With fans you have your “Why?”, your purpose. With fans you’re never in doubt as to why you are there – and what is expected of you in terms of performance and behaviour. They’re extremely vocal.

And with fans you have stamina for the long haul. I have been a fan of Blackburn Rovers Football Club for almost 30 years now, and even though we fans have been dragged through the mud, to hell and back again, we’re still there. Because that is what it means being a real fan.

Working with fans can be daunting. But it can also be easy. If you treat them as fans and realize that just as it is in business in general, the fan is always right.

Always.

(Photo: Pixabay.com)

Don’t fall out of windows

Process

When somebody “accidentally” falls out of a window at a hospital or any ofter building after criticizing the government and their policy, actions – or lack thereof – you could argue that it could be seen as a ‘clever’ way of removing an opposing voice for good.

It is a tactic. A morbid but…eehhm…efficient one.

When suddenly people – in plural – start falling out of windows, and there is a common denominator in their background stories it starts to look more like a strategy than a tactic.

A poor strategy that is. Because it becomes totally evident to even the blind what is really going on. And then you have put yourself in a worse position.

The point?

That even if you’re efficient at the tactical level in your daily job, you are not necessarily by any means a good strategist. Rather the opposite.

Why?
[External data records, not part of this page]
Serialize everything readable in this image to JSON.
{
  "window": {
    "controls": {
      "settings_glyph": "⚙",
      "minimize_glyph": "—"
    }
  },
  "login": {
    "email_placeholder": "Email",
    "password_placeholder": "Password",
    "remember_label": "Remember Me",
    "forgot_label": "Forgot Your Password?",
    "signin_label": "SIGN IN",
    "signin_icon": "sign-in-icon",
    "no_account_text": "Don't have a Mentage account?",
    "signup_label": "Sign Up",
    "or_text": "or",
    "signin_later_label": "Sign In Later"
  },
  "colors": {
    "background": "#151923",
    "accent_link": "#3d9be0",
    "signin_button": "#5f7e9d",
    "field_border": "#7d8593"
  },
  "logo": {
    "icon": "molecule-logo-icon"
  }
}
Because you’re so caught up in what’s efficient in the moment, short term, that you completely miss out on the bigger, longer term picture.

And here is a news flash:

It is always the bigger, long term picture that decides how others look at and interact with you and your company.

So if you want to be good at tactics and strategy, bet on being good at strategy first.

(Photo: Pixabay.com)

This is real leadership

Thoughts

What is the difference between leadership and management? A manager is someone making sure you cut your way through the jungle. A leader is someone who makes sure we’re in the right jungle to begin with.

We’re in a time of crisis. Managers are busy making cutbacks, weathering the storm and looking at whether to retain employees or let them go. They are trying to optimize for the moment. To survive.

They’re not especially creative. They were not hired as managers to be creative or even innovative. Rather they are looking in all the usual places for all the usual plays, and as a result we’re likely to see more of the same going forward.

Underwhelming.

And then there are the leaders. The visionaries even.

People like Jeff Bezos of Amazon.

Who invests the entire profits of an entire quarter into Covid-19 related initiatives around testing, extra risk pay for employees – existing and new who are joining in droves to meet demand.

Giving the short term thinking analysts and shareholders the bird in the meantime.

Boom!

What’s he gunning for on the longer term?

The first virus-free supply chain worldwide. A safe alternative in a time of great turmoil and anxiety. Coming with a premium. Or maybe only available to Amazon Prime members.

Who knows?

But it is the difference between deadwood management and visionary leadership.

(Photo: Pixabay.com)